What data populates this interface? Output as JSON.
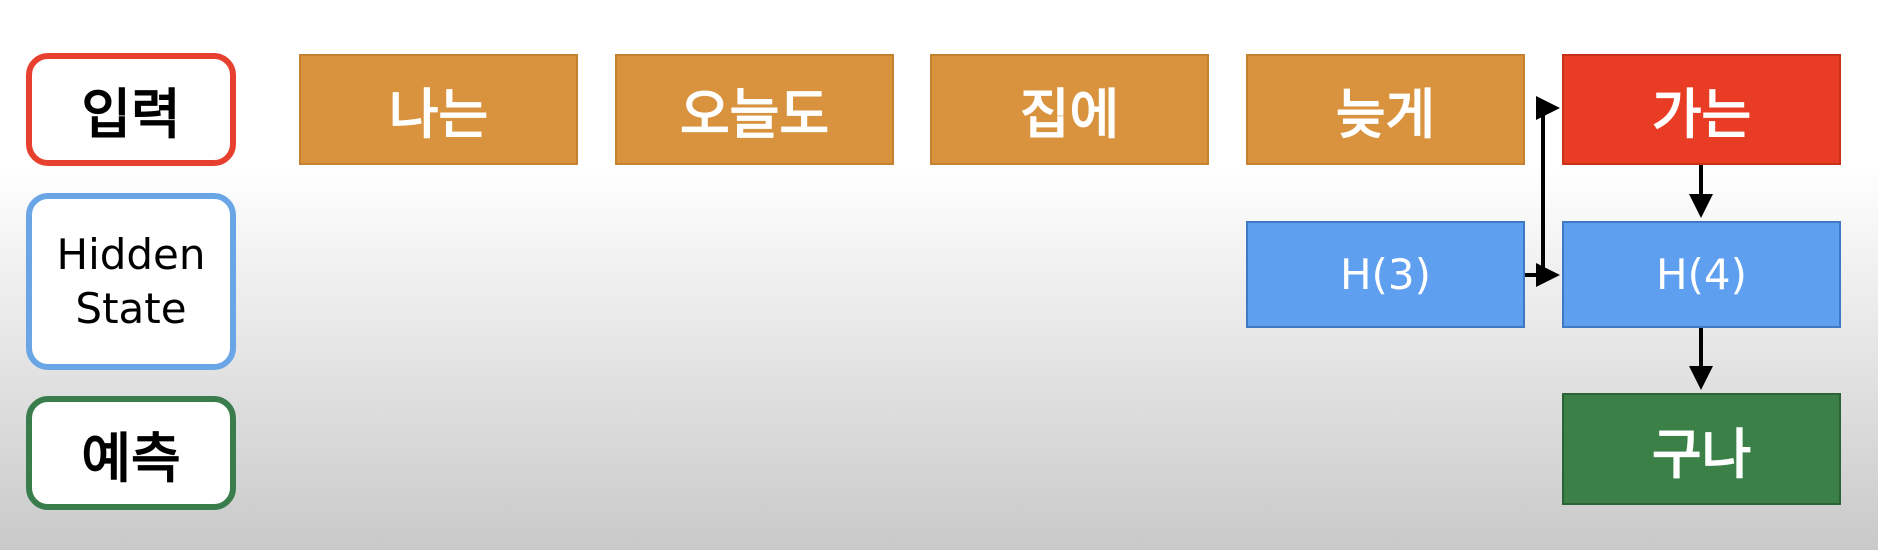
{
  "legend": {
    "input": "입력",
    "hidden": "Hidden\nState",
    "prediction": "예측"
  },
  "inputs": [
    "나는",
    "오늘도",
    "집에",
    "늦게",
    "가는"
  ],
  "hidden_states": [
    "H(3)",
    "H(4)"
  ],
  "prediction": "구나",
  "colors": {
    "input_word": "#d9933e",
    "current_input": "#e83c24",
    "hidden_state": "#5f9ff0",
    "prediction": "#3a8047",
    "legend_input_border": "#e8402e",
    "legend_hidden_border": "#6aa6e6",
    "legend_prediction_border": "#3a7d4c"
  }
}
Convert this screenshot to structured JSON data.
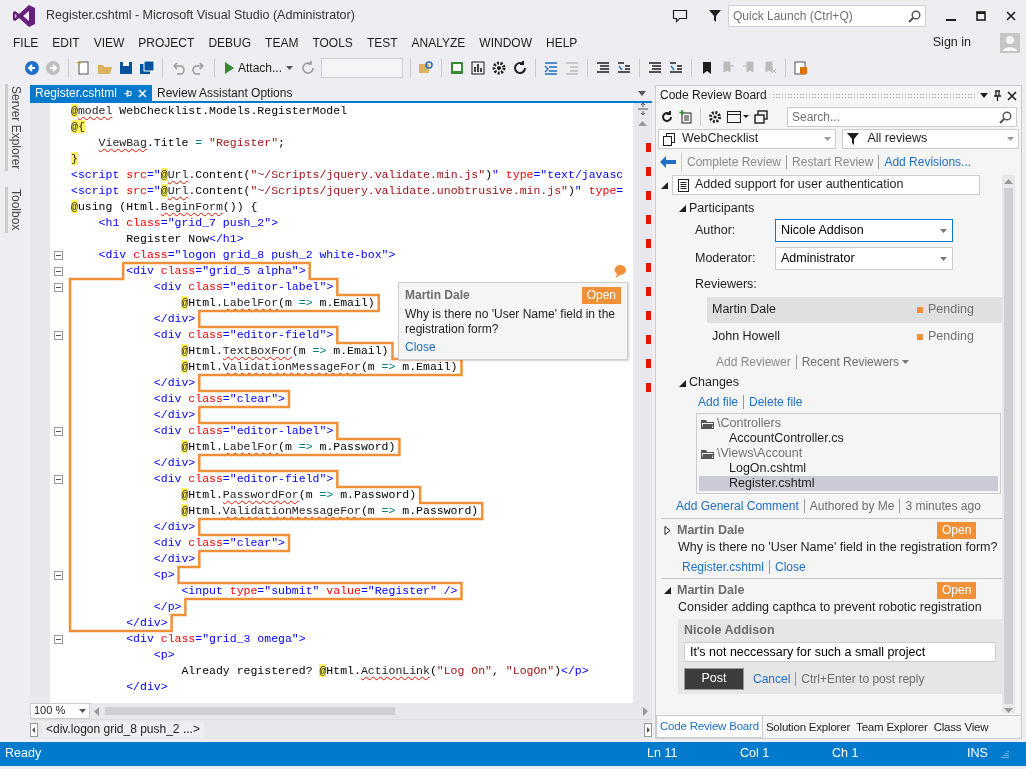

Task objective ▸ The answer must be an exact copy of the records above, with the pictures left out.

Task answer ▸
What data populates this interface? Output as JSON.
{
  "legend": {
    "input": "입력",
    "hidden": "Hidden\nState",
    "prediction": "예측"
  },
  "inputs": [
    "나는",
    "오늘도",
    "집에",
    "늦게",
    "가는"
  ],
  "hidden_states": [
    "H(3)",
    "H(4)"
  ],
  "prediction": "구나",
  "colors": {
    "input_word": "#d9933e",
    "current_input": "#e83c24",
    "hidden_state": "#5f9ff0",
    "prediction": "#3a8047",
    "legend_input_border": "#e8402e",
    "legend_hidden_border": "#6aa6e6",
    "legend_prediction_border": "#3a7d4c"
  }
}
Convert this screenshot to structured JSON data.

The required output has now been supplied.